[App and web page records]
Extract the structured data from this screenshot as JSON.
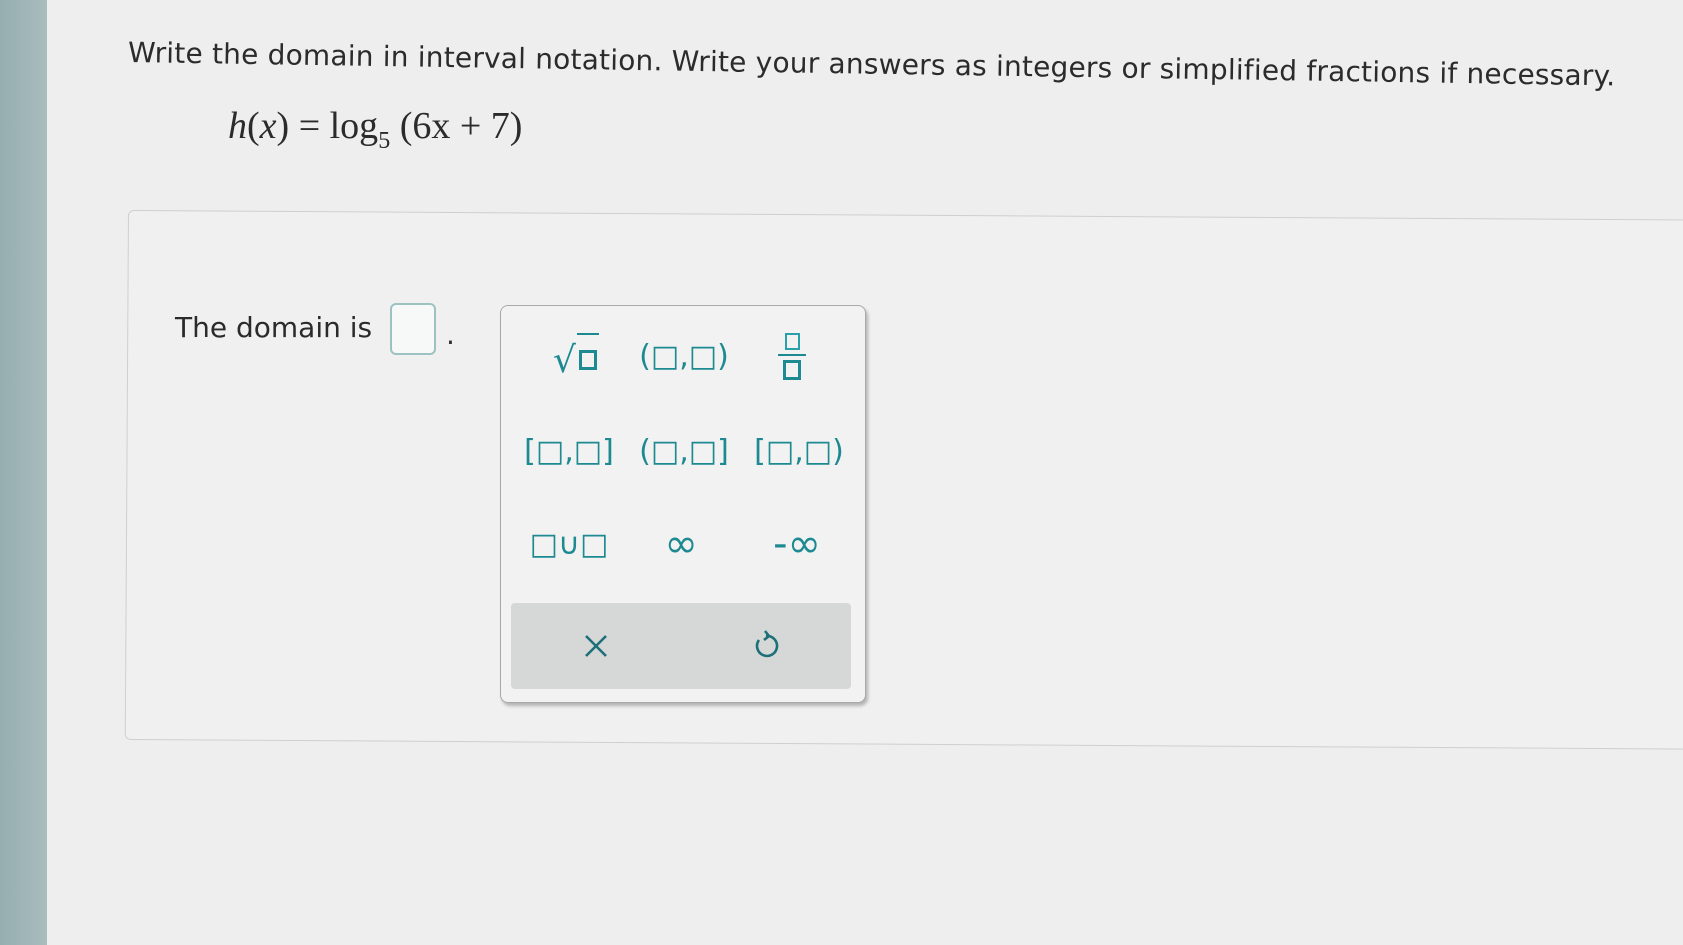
{
  "question": {
    "instructions": "Write the domain in interval notation. Write your answers as integers or simplified fractions if necessary.",
    "equation": {
      "function_name": "h",
      "variable": "x",
      "equals": "=",
      "log": "log",
      "base": "5",
      "argument": "(6x + 7)"
    }
  },
  "answer": {
    "label": "The domain is",
    "value": "",
    "trailing": "."
  },
  "palette": {
    "keys": [
      {
        "name": "square-root",
        "text": ""
      },
      {
        "name": "open-interval",
        "text": "(□,□)"
      },
      {
        "name": "fraction",
        "text": ""
      },
      {
        "name": "closed-interval",
        "text": "[□,□]"
      },
      {
        "name": "left-open-interval",
        "text": "(□,□]"
      },
      {
        "name": "right-open-interval",
        "text": "[□,□)"
      },
      {
        "name": "union",
        "text": "□∪□"
      },
      {
        "name": "infinity",
        "text": "∞"
      },
      {
        "name": "negative-infinity",
        "text": "-∞"
      }
    ],
    "clear_icon": "close-icon",
    "undo_icon": "undo-icon"
  },
  "colors": {
    "accent": "#1d8a92",
    "left_bar": "#9fb5b7",
    "control_bar": "#d6d8d8"
  }
}
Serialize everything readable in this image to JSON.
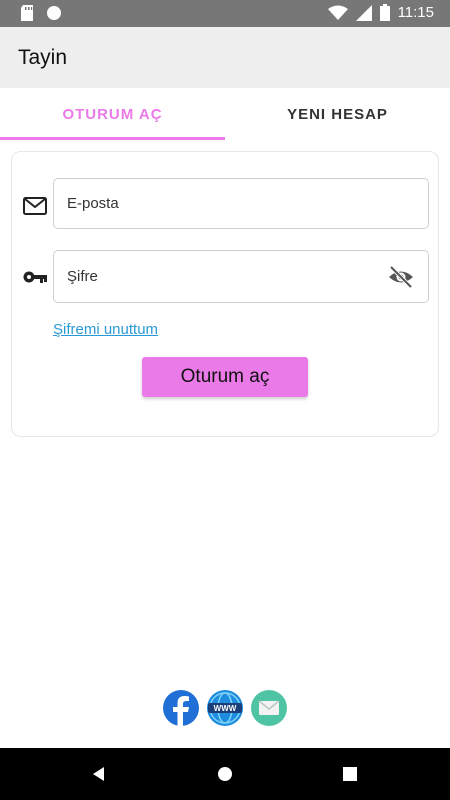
{
  "status_bar": {
    "time": "11:15",
    "icons": [
      "sd-card-icon",
      "circle-icon",
      "wifi-icon",
      "signal-icon",
      "battery-icon"
    ]
  },
  "app_bar": {
    "title": "Tayin"
  },
  "tabs": [
    {
      "label": "OTURUM AÇ",
      "active": true
    },
    {
      "label": "YENI HESAP",
      "active": false
    }
  ],
  "login_form": {
    "email_placeholder": "E-posta",
    "password_placeholder": "Şifre",
    "forgot_password": "Şifremi unuttum",
    "submit_label": "Oturum aç"
  },
  "social_links": [
    "facebook-icon",
    "www-icon",
    "mail-icon"
  ],
  "colors": {
    "accent": "#ea7ae8",
    "link": "#2a9ad6",
    "app_bar": "#eeeeee",
    "status_bar": "#777777"
  }
}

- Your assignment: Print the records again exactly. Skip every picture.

- Response box:
Extract the structured data from this screenshot as JSON.
{
  "question": {
    "instructions": "Write the domain in interval notation. Write your answers as integers or simplified fractions if necessary.",
    "equation": {
      "function_name": "h",
      "variable": "x",
      "equals": "=",
      "log": "log",
      "base": "5",
      "argument": "(6x + 7)"
    }
  },
  "answer": {
    "label": "The domain is",
    "value": "",
    "trailing": "."
  },
  "palette": {
    "keys": [
      {
        "name": "square-root",
        "text": ""
      },
      {
        "name": "open-interval",
        "text": "(□,□)"
      },
      {
        "name": "fraction",
        "text": ""
      },
      {
        "name": "closed-interval",
        "text": "[□,□]"
      },
      {
        "name": "left-open-interval",
        "text": "(□,□]"
      },
      {
        "name": "right-open-interval",
        "text": "[□,□)"
      },
      {
        "name": "union",
        "text": "□∪□"
      },
      {
        "name": "infinity",
        "text": "∞"
      },
      {
        "name": "negative-infinity",
        "text": "-∞"
      }
    ],
    "clear_icon": "close-icon",
    "undo_icon": "undo-icon"
  },
  "colors": {
    "accent": "#1d8a92",
    "left_bar": "#9fb5b7",
    "control_bar": "#d6d8d8"
  }
}
Serialize everything readable in this image to JSON.
{
  "status_bar": {
    "time": "11:15",
    "icons": [
      "sd-card-icon",
      "circle-icon",
      "wifi-icon",
      "signal-icon",
      "battery-icon"
    ]
  },
  "app_bar": {
    "title": "Tayin"
  },
  "tabs": [
    {
      "label": "OTURUM AÇ",
      "active": true
    },
    {
      "label": "YENI HESAP",
      "active": false
    }
  ],
  "login_form": {
    "email_placeholder": "E-posta",
    "password_placeholder": "Şifre",
    "forgot_password": "Şifremi unuttum",
    "submit_label": "Oturum aç"
  },
  "social_links": [
    "facebook-icon",
    "www-icon",
    "mail-icon"
  ],
  "colors": {
    "accent": "#ea7ae8",
    "link": "#2a9ad6",
    "app_bar": "#eeeeee",
    "status_bar": "#777777"
  }
}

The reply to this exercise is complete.